**Exercise input**.
-- -- --
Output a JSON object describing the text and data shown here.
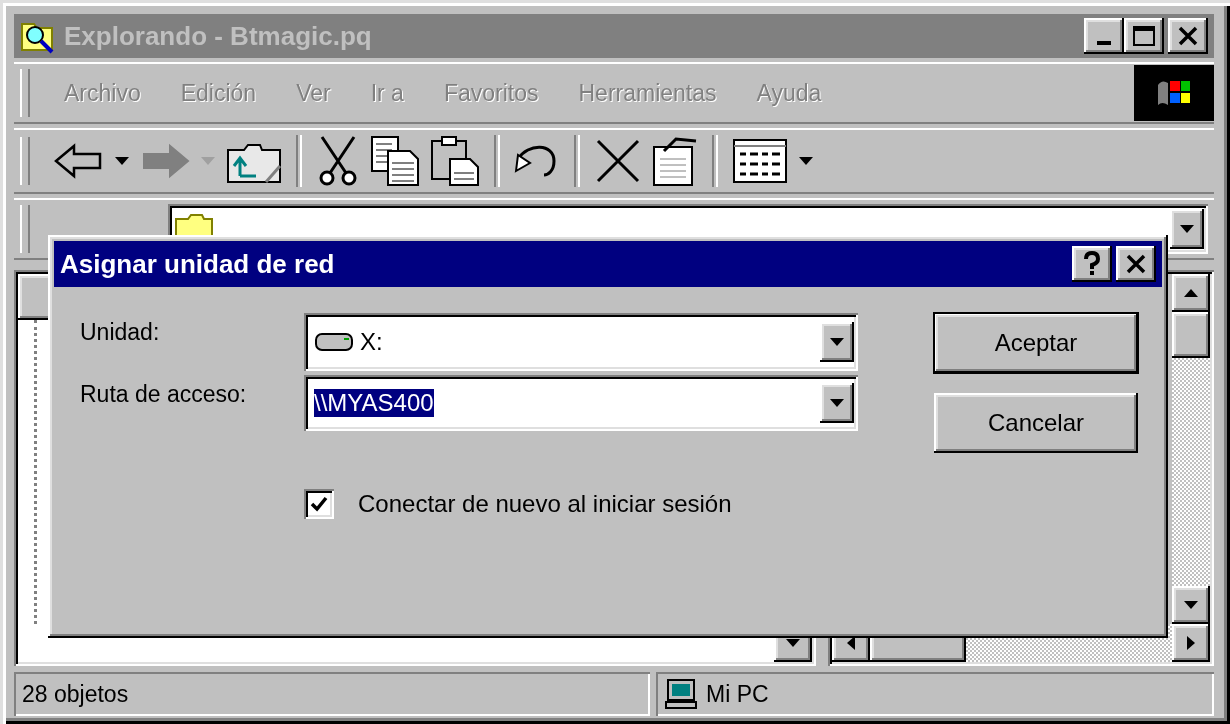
{
  "window": {
    "title": "Explorando - Btmagic.pq",
    "active": false
  },
  "menu": [
    {
      "label": "Archivo",
      "disabled": true
    },
    {
      "label": "Edición",
      "disabled": true
    },
    {
      "label": "Ver",
      "disabled": true
    },
    {
      "label": "Ir a",
      "disabled": true
    },
    {
      "label": "Favoritos",
      "disabled": true
    },
    {
      "label": "Herramientas",
      "disabled": true
    },
    {
      "label": "Ayuda",
      "disabled": true
    }
  ],
  "toolbar": [
    {
      "kind": "back",
      "disabled": false
    },
    {
      "kind": "dropdown",
      "disabled": false
    },
    {
      "kind": "forward",
      "disabled": true
    },
    {
      "kind": "dropdown",
      "disabled": true
    },
    {
      "kind": "up",
      "disabled": false
    },
    {
      "kind": "separator",
      "disabled": false
    },
    {
      "kind": "cut",
      "disabled": false
    },
    {
      "kind": "copy",
      "disabled": false
    },
    {
      "kind": "paste",
      "disabled": false
    },
    {
      "kind": "separator",
      "disabled": false
    },
    {
      "kind": "undo",
      "disabled": false
    },
    {
      "kind": "separator",
      "disabled": false
    },
    {
      "kind": "delete",
      "disabled": false
    },
    {
      "kind": "properties",
      "disabled": false
    },
    {
      "kind": "separator",
      "disabled": false
    },
    {
      "kind": "views",
      "disabled": false
    },
    {
      "kind": "dropdown",
      "disabled": false
    }
  ],
  "dialog": {
    "title": "Asignar unidad de red",
    "fields": [
      {
        "kind": "drive",
        "label": "Unidad:",
        "value": "X:",
        "value_selected": false
      },
      {
        "kind": "path",
        "label": "Ruta de acceso:",
        "value": "\\\\MYAS400",
        "value_selected": true
      }
    ],
    "checkbox": {
      "label": "Conectar de nuevo al iniciar sesión",
      "checked": true
    },
    "buttons": [
      {
        "label": "Aceptar",
        "default": true
      },
      {
        "label": "Cancelar",
        "default": false
      }
    ]
  },
  "status_bar": [
    {
      "kind": "text",
      "text": "28 objetos"
    },
    {
      "kind": "computer",
      "text": "Mi PC"
    }
  ]
}
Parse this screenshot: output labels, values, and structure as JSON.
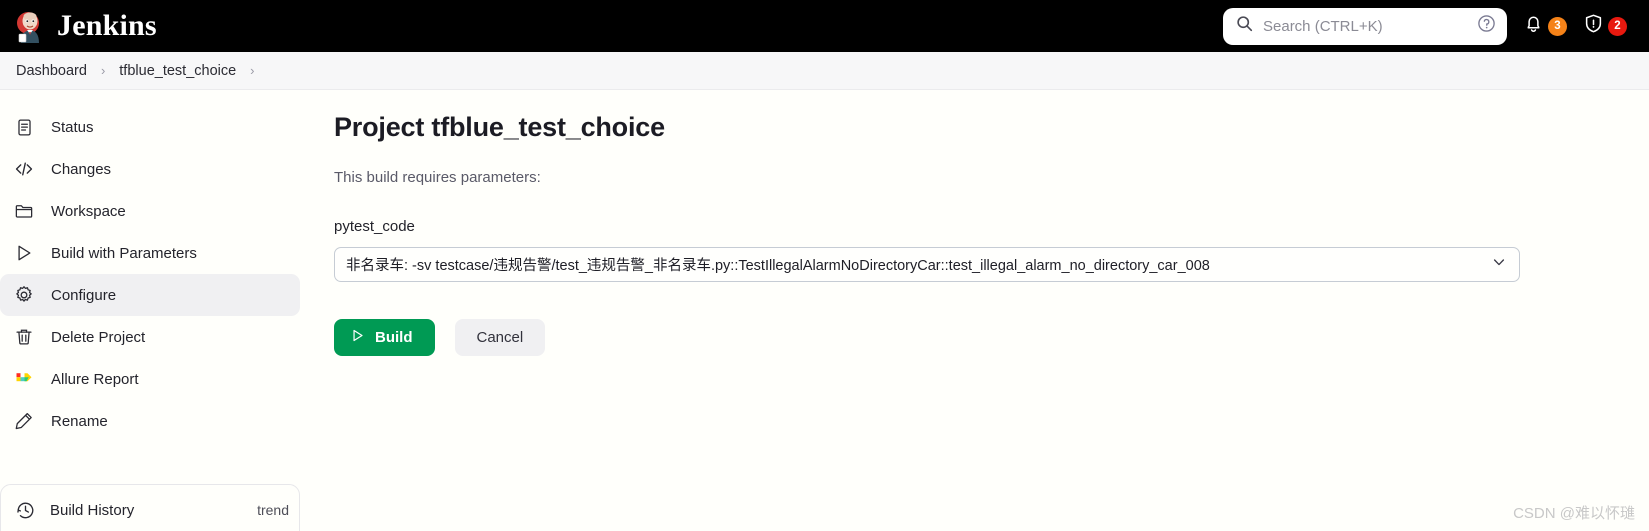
{
  "topbar": {
    "brand": "Jenkins",
    "logo_icon": "jenkins-butler-logo",
    "search": {
      "icon": "search-icon",
      "placeholder": "Search (CTRL+K)",
      "help_icon": "question-circle-icon"
    },
    "notifications": {
      "icon": "bell-icon",
      "count": "3",
      "color": "#f58218"
    },
    "security": {
      "icon": "shield-exclamation-icon",
      "count": "2",
      "color": "#e8190f"
    }
  },
  "breadcrumb": {
    "items": [
      {
        "label": "Dashboard"
      },
      {
        "label": "tfblue_test_choice"
      }
    ],
    "separator": "›"
  },
  "sidebar": {
    "items": [
      {
        "label": "Status",
        "icon": "document-icon",
        "active": false
      },
      {
        "label": "Changes",
        "icon": "code-brackets-icon",
        "active": false
      },
      {
        "label": "Workspace",
        "icon": "folder-icon",
        "active": false
      },
      {
        "label": "Build with Parameters",
        "icon": "play-triangle-icon",
        "active": false
      },
      {
        "label": "Configure",
        "icon": "gear-icon",
        "active": true
      },
      {
        "label": "Delete Project",
        "icon": "trash-icon",
        "active": false
      },
      {
        "label": "Allure Report",
        "icon": "allure-logo-icon",
        "active": false
      },
      {
        "label": "Rename",
        "icon": "pencil-icon",
        "active": false
      }
    ],
    "build_history": {
      "label": "Build History",
      "icon": "clock-history-icon",
      "trend": "trend",
      "trend_suffix": "⌄⌄"
    }
  },
  "main": {
    "title": "Project tfblue_test_choice",
    "requires_parameters_text": "This build requires parameters:",
    "parameter": {
      "name": "pytest_code",
      "selected_value": "非名录车: -sv testcase/违规告警/test_违规告警_非名录车.py::TestIllegalAlarmNoDirectoryCar::test_illegal_alarm_no_directory_car_008",
      "chevron_icon": "chevron-down-icon"
    },
    "buttons": {
      "build": {
        "label": "Build",
        "icon": "play-triangle-icon",
        "color": "#009a54"
      },
      "cancel": {
        "label": "Cancel"
      }
    }
  },
  "watermark": "CSDN @难以怀璡"
}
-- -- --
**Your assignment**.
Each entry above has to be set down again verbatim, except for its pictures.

**Exercise response**.
Output a JSON object describing the text and data shown here.
{
  "window": {
    "title": "Explorando - Btmagic.pq",
    "active": false
  },
  "menu": [
    {
      "label": "Archivo",
      "disabled": true
    },
    {
      "label": "Edición",
      "disabled": true
    },
    {
      "label": "Ver",
      "disabled": true
    },
    {
      "label": "Ir a",
      "disabled": true
    },
    {
      "label": "Favoritos",
      "disabled": true
    },
    {
      "label": "Herramientas",
      "disabled": true
    },
    {
      "label": "Ayuda",
      "disabled": true
    }
  ],
  "toolbar": [
    {
      "kind": "back",
      "disabled": false
    },
    {
      "kind": "dropdown",
      "disabled": false
    },
    {
      "kind": "forward",
      "disabled": true
    },
    {
      "kind": "dropdown",
      "disabled": true
    },
    {
      "kind": "up",
      "disabled": false
    },
    {
      "kind": "separator",
      "disabled": false
    },
    {
      "kind": "cut",
      "disabled": false
    },
    {
      "kind": "copy",
      "disabled": false
    },
    {
      "kind": "paste",
      "disabled": false
    },
    {
      "kind": "separator",
      "disabled": false
    },
    {
      "kind": "undo",
      "disabled": false
    },
    {
      "kind": "separator",
      "disabled": false
    },
    {
      "kind": "delete",
      "disabled": false
    },
    {
      "kind": "properties",
      "disabled": false
    },
    {
      "kind": "separator",
      "disabled": false
    },
    {
      "kind": "views",
      "disabled": false
    },
    {
      "kind": "dropdown",
      "disabled": false
    }
  ],
  "dialog": {
    "title": "Asignar unidad de red",
    "fields": [
      {
        "kind": "drive",
        "label": "Unidad:",
        "value": "X:",
        "value_selected": false
      },
      {
        "kind": "path",
        "label": "Ruta de acceso:",
        "value": "\\\\MYAS400",
        "value_selected": true
      }
    ],
    "checkbox": {
      "label": "Conectar de nuevo al iniciar sesión",
      "checked": true
    },
    "buttons": [
      {
        "label": "Aceptar",
        "default": true
      },
      {
        "label": "Cancelar",
        "default": false
      }
    ]
  },
  "status_bar": [
    {
      "kind": "text",
      "text": "28 objetos"
    },
    {
      "kind": "computer",
      "text": "Mi PC"
    }
  ]
}
Parse this screenshot: output labels, values, and structure as JSON.
{
  "topbar": {
    "brand": "Jenkins",
    "logo_icon": "jenkins-butler-logo",
    "search": {
      "icon": "search-icon",
      "placeholder": "Search (CTRL+K)",
      "help_icon": "question-circle-icon"
    },
    "notifications": {
      "icon": "bell-icon",
      "count": "3",
      "color": "#f58218"
    },
    "security": {
      "icon": "shield-exclamation-icon",
      "count": "2",
      "color": "#e8190f"
    }
  },
  "breadcrumb": {
    "items": [
      {
        "label": "Dashboard"
      },
      {
        "label": "tfblue_test_choice"
      }
    ],
    "separator": "›"
  },
  "sidebar": {
    "items": [
      {
        "label": "Status",
        "icon": "document-icon",
        "active": false
      },
      {
        "label": "Changes",
        "icon": "code-brackets-icon",
        "active": false
      },
      {
        "label": "Workspace",
        "icon": "folder-icon",
        "active": false
      },
      {
        "label": "Build with Parameters",
        "icon": "play-triangle-icon",
        "active": false
      },
      {
        "label": "Configure",
        "icon": "gear-icon",
        "active": true
      },
      {
        "label": "Delete Project",
        "icon": "trash-icon",
        "active": false
      },
      {
        "label": "Allure Report",
        "icon": "allure-logo-icon",
        "active": false
      },
      {
        "label": "Rename",
        "icon": "pencil-icon",
        "active": false
      }
    ],
    "build_history": {
      "label": "Build History",
      "icon": "clock-history-icon",
      "trend": "trend",
      "trend_suffix": "⌄⌄"
    }
  },
  "main": {
    "title": "Project tfblue_test_choice",
    "requires_parameters_text": "This build requires parameters:",
    "parameter": {
      "name": "pytest_code",
      "selected_value": "非名录车: -sv testcase/违规告警/test_违规告警_非名录车.py::TestIllegalAlarmNoDirectoryCar::test_illegal_alarm_no_directory_car_008",
      "chevron_icon": "chevron-down-icon"
    },
    "buttons": {
      "build": {
        "label": "Build",
        "icon": "play-triangle-icon",
        "color": "#009a54"
      },
      "cancel": {
        "label": "Cancel"
      }
    }
  },
  "watermark": "CSDN @难以怀璡"
}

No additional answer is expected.